Another huge thing on this one was that I lowered the water line. The real version had it hitting right where the dark branch cut across and it was confusing. So after fighting with it for a while I decided there was nothing wrong with totally changing it.
The process on this one was interesting as well. I painted the whole thing in Burnt Umber so it was totally painted in monotone. Then I came back overtop of that (after it dried) and barely added paint to the undercoat. Just touches here and there but not thick paint or large pieces of color. Lots of little strokes.
I’m finally happy with one but we are just getting started.
Also, on this one I painted the whole thing with Burnt Umber and Yellow Ocher and then came back over that with the colors once it dried. Still not great but it felt good to adjust it and see that making the change can help the composition.
This one is better but still a little by-the-numbers. I think it was a good step to slow down and paint what was really there as good as I could.
I was tired, out of gas, and out of ideas for paintings when I started this. I knew I needed to paint but was phoning it in. When I finished, I was so mad that I decided something had to change.
At the same time I’ve been reading a book about William Blake, Fearful Symmetry, that has been shaping the way I see things. In the book, Frye talks about Blake’s approach to art and how the artist should see the world. The short version is that your ability to communicate something is directly related to your capacity to perceive what you are trying to communicate. So, the more you look and intensely study the subject you are painting the better the painting will be.
This hit a chord because I had not sketched this scene, barely looked at it in the computer screen and somehow thought I could use that pitiful about of perception to get the painting I wanted.
So, here is what I decided. I am going to paint these trees until I nail it. I am going to study it and paint this again and again and again until it sings.
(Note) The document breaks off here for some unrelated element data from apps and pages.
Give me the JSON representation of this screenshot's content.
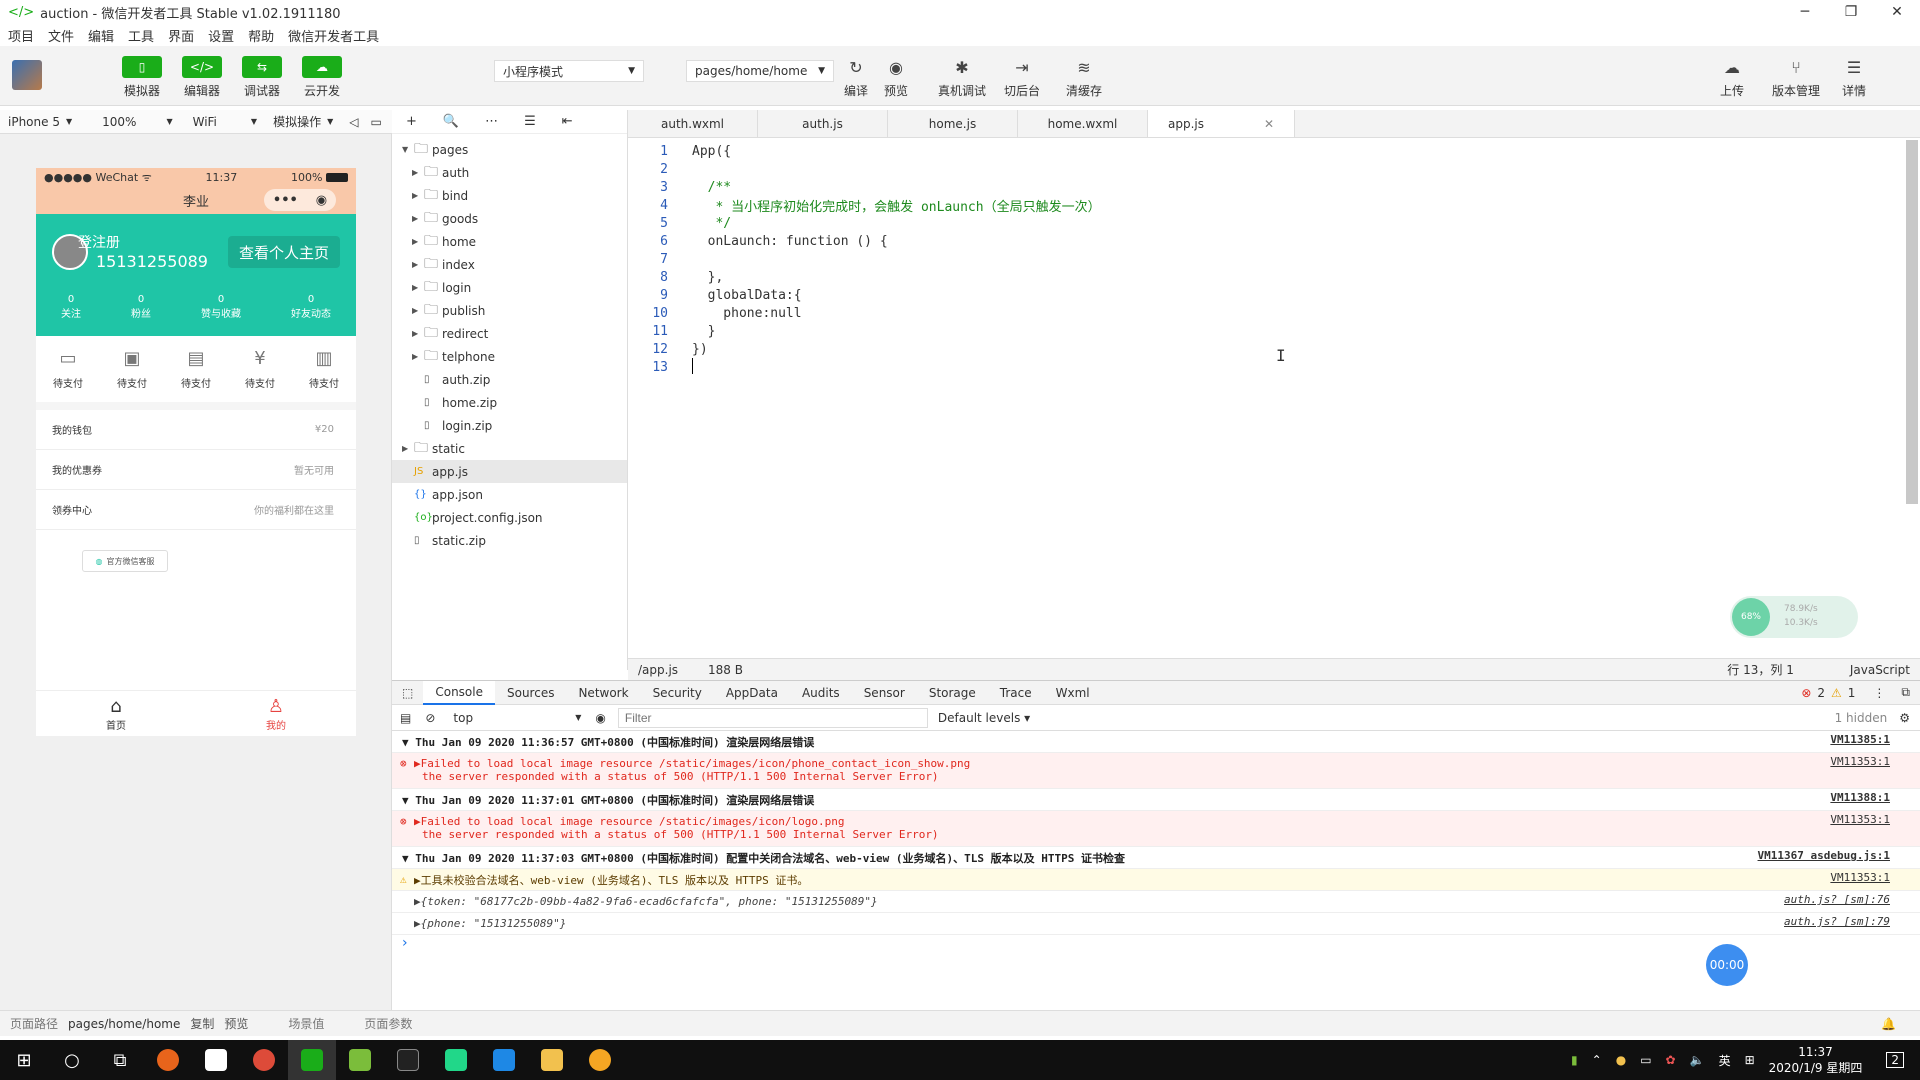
{
  "window": {
    "title": "auction - 微信开发者工具 Stable v1.02.1911180",
    "min": "─",
    "max": "❐",
    "close": "✕"
  },
  "menu": [
    "项目",
    "文件",
    "编辑",
    "工具",
    "界面",
    "设置",
    "帮助",
    "微信开发者工具"
  ],
  "toolbar": {
    "left": [
      {
        "label": "模拟器",
        "glyph": "▯"
      },
      {
        "label": "编辑器",
        "glyph": "</>"
      },
      {
        "label": "调试器",
        "glyph": "⇆"
      },
      {
        "label": "云开发",
        "glyph": "☁"
      }
    ],
    "mode": "小程序模式",
    "page": "pages/home/home",
    "right_mid": [
      {
        "label": "编译",
        "glyph": "↻"
      },
      {
        "label": "预览",
        "glyph": "◉"
      },
      {
        "label": "真机调试",
        "glyph": "✱"
      },
      {
        "label": "切后台",
        "glyph": "⇥"
      },
      {
        "label": "清缓存",
        "glyph": "≋"
      }
    ],
    "right": [
      {
        "label": "上传",
        "glyph": "☁"
      },
      {
        "label": "版本管理",
        "glyph": "⑂"
      },
      {
        "label": "详情",
        "glyph": "☰"
      }
    ]
  },
  "device_bar": {
    "device": "iPhone 5",
    "zoom": "100%",
    "network": "WiFi",
    "sim_ops": "模拟操作"
  },
  "phone": {
    "status": {
      "carrier": "●●●●● WeChat",
      "wifi": "ᯤ",
      "time": "11:37",
      "battery": "100%"
    },
    "nav_title": "李业",
    "header": {
      "register": "登注册",
      "phone": "15131255089",
      "home_button": "查看个人主页"
    },
    "stats": [
      {
        "count": "0",
        "label": "关注"
      },
      {
        "count": "0",
        "label": "粉丝"
      },
      {
        "count": "0",
        "label": "赞与收藏"
      },
      {
        "count": "0",
        "label": "好友动态"
      }
    ],
    "orders": [
      {
        "label": "待支付",
        "glyph": "▭"
      },
      {
        "label": "待支付",
        "glyph": "▣"
      },
      {
        "label": "待支付",
        "glyph": "▤"
      },
      {
        "label": "待支付",
        "glyph": "¥"
      },
      {
        "label": "待支付",
        "glyph": "▥"
      }
    ],
    "list": [
      {
        "label": "我的钱包",
        "value": "¥20"
      },
      {
        "label": "我的优惠券",
        "value": "暂无可用"
      },
      {
        "label": "领券中心",
        "value": "你的福利都在这里"
      }
    ],
    "service": "官方微信客服",
    "tabs": [
      {
        "label": "首页",
        "glyph": "⌂"
      },
      {
        "label": "我的",
        "glyph": "♙"
      }
    ]
  },
  "filetree": {
    "tools": [
      "+",
      "🔍",
      "⋯",
      "☰",
      "⇤"
    ],
    "items": [
      {
        "name": "pages",
        "type": "folder",
        "open": true,
        "depth": 0
      },
      {
        "name": "auth",
        "type": "folder",
        "depth": 1
      },
      {
        "name": "bind",
        "type": "folder",
        "depth": 1
      },
      {
        "name": "goods",
        "type": "folder",
        "depth": 1
      },
      {
        "name": "home",
        "type": "folder",
        "depth": 1
      },
      {
        "name": "index",
        "type": "folder",
        "depth": 1
      },
      {
        "name": "login",
        "type": "folder",
        "depth": 1
      },
      {
        "name": "publish",
        "type": "folder",
        "depth": 1
      },
      {
        "name": "redirect",
        "type": "folder",
        "depth": 1
      },
      {
        "name": "telphone",
        "type": "folder",
        "depth": 1
      },
      {
        "name": "auth.zip",
        "type": "file",
        "depth": 1
      },
      {
        "name": "home.zip",
        "type": "file",
        "depth": 1
      },
      {
        "name": "login.zip",
        "type": "file",
        "depth": 1
      },
      {
        "name": "static",
        "type": "folder",
        "depth": 0
      },
      {
        "name": "app.js",
        "type": "js",
        "depth": 0,
        "selected": true
      },
      {
        "name": "app.json",
        "type": "json",
        "depth": 0
      },
      {
        "name": "project.config.json",
        "type": "config",
        "depth": 0
      },
      {
        "name": "static.zip",
        "type": "file",
        "depth": 0
      }
    ]
  },
  "editor": {
    "tabs": [
      "auth.wxml",
      "auth.js",
      "home.js",
      "home.wxml",
      "app.js"
    ],
    "active_tab": "app.js",
    "lines": [
      "App({",
      "",
      "  /**",
      "   * 当小程序初始化完成时，会触发 onLaunch（全局只触发一次）",
      "   */",
      "  onLaunch: function () {",
      "",
      "  },",
      "  globalData:{",
      "    phone:null",
      "  }",
      "})",
      ""
    ],
    "status": {
      "path": "/app.js",
      "size": "188 B",
      "cursor": "行 13，列 1",
      "lang": "JavaScript"
    }
  },
  "network_widget": {
    "percent": "68%",
    "up": "78.9K/s",
    "down": "10.3K/s"
  },
  "devtools": {
    "tabs": [
      "Console",
      "Sources",
      "Network",
      "Security",
      "AppData",
      "Audits",
      "Sensor",
      "Storage",
      "Trace",
      "Wxml"
    ],
    "errors": "2",
    "warnings": "1",
    "context": "top",
    "filter_placeholder": "Filter",
    "levels": "Default levels",
    "hidden": "1 hidden",
    "messages": [
      {
        "kind": "grp",
        "text": "▼ Thu Jan 09 2020 11:36:57 GMT+0800 (中国标准时间) 渲染层网络层错误",
        "src": "VM11385:1"
      },
      {
        "kind": "err",
        "text": "▶Failed to load local image resource /static/images/icon/phone_contact_icon_show.png",
        "text2": "the server responded with a status of 500 (HTTP/1.1 500 Internal Server Error)",
        "src": "VM11353:1"
      },
      {
        "kind": "grp",
        "text": "▼ Thu Jan 09 2020 11:37:01 GMT+0800 (中国标准时间) 渲染层网络层错误",
        "src": "VM11388:1"
      },
      {
        "kind": "err",
        "text": "▶Failed to load local image resource /static/images/icon/logo.png",
        "text2": "the server responded with a status of 500 (HTTP/1.1 500 Internal Server Error)",
        "src": "VM11353:1"
      },
      {
        "kind": "grp",
        "text": "▼ Thu Jan 09 2020 11:37:03 GMT+0800 (中国标准时间) 配置中关闭合法域名、web-view (业务域名)、TLS 版本以及 HTTPS 证书检查",
        "src": "VM11367 asdebug.js:1"
      },
      {
        "kind": "warn",
        "text": "▶工具未校验合法域名、web-view (业务域名)、TLS 版本以及 HTTPS 证书。",
        "src": "VM11353:1"
      },
      {
        "kind": "obj",
        "text": "▶{token: \"68177c2b-09bb-4a82-9fa6-ecad6cfafcfa\", phone: \"15131255089\"}",
        "src": "auth.js? [sm]:76"
      },
      {
        "kind": "obj",
        "text": "▶{phone: \"15131255089\"}",
        "src": "auth.js? [sm]:79"
      }
    ],
    "prompt": "›"
  },
  "timer": "00:00",
  "statusbar": {
    "path_label": "页面路径",
    "path": "pages/home/home",
    "copy": "复制",
    "preview": "预览",
    "scene": "场景值",
    "params": "页面参数"
  },
  "taskbar": {
    "time": "11:37",
    "date": "2020/1/9 星期四",
    "ime": "英",
    "notif": "2"
  }
}
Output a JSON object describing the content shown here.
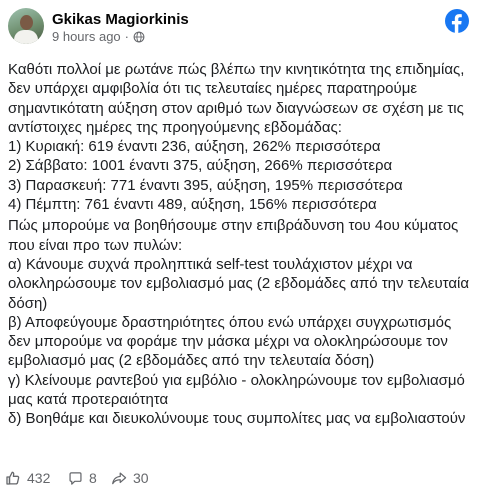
{
  "post": {
    "author": "Gkikas Magiorkinis",
    "timestamp": "9 hours ago",
    "audience_icon": "globe-icon",
    "paragraphs": [
      "Καθότι πολλοί με ρωτάνε πώς βλέπω την κινητικότητα της επιδημίας, δεν υπάρχει αμφιβολία ότι τις τελευταίες ημέρες παρατηρούμε σημαντικότατη αύξηση στον αριθμό των διαγνώσεων σε σχέση με τις αντίστοιχες ημέρες της προηγούμενης εβδομάδας:",
      "1) Κυριακή: 619 έναντι 236, αύξηση, 262% περισσότερα",
      "2) Σάββατο: 1001 έναντι 375, αύξηση, 266% περισσότερα",
      "3) Παρασκευή: 771 έναντι 395, αύξηση, 195% περισσότερα",
      "4) Πέμπτη: 761 έναντι 489, αύξηση, 156% περισσότερα",
      "Πώς μπορούμε να βοηθήσουμε στην επιβράδυνση του 4ου κύματος που είναι προ των πυλών:",
      "α) Κάνουμε συχνά προληπτικά self-test τουλάχιστον μέχρι να ολοκληρώσουμε τον εμβολιασμό μας (2 εβδομάδες από την τελευταία δόση)",
      "β) Αποφεύγουμε δραστηριότητες όπου ενώ υπάρχει συγχρωτισμός δεν μπορούμε να φοράμε την μάσκα μέχρι να ολοκληρώσουμε τον εμβολιασμό μας (2 εβδομάδες από την τελευταία δόση)",
      "γ) Κλείνουμε ραντεβού για εμβόλιο - ολοκληρώνουμε τον εμβολιασμό μας κατά προτεραιότητα",
      "δ) Βοηθάμε και διευκολύνουμε τους συμπολίτες μας να εμβολιαστούν"
    ]
  },
  "stats": {
    "likes": "432",
    "comments": "8",
    "shares": "30"
  },
  "colors": {
    "facebook_blue": "#1877f2",
    "text": "#1c1e21",
    "secondary": "#65676b"
  }
}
I don’t know what that means or how many I will need to do but I am going to grab hold of this and not let it go.
No. 136 is the last Cheekwood painting for the year and it’s a little different because it’s an interior. As we were leaving I saw this scene, pointed it out to Chris and was going to walk right by when he insisted that I take a shot. So just like the Bus Stop one from last year it was him making me stop that allowed this one to live.
I was nervous to try this due to it’s complexity and doing on an 11′ x 14′ was both a help and a hindrance. I wrestled with it for several days before finally getting happy. All in all it’s one of my favorites from this year.
This is really the stopping point for what I’ve been doing this year. I’ll start posting a whole new set on Wednesday.
This one is another from that same Cheekwood trip in Nashville. This is a different view and I have a few others to try from that day.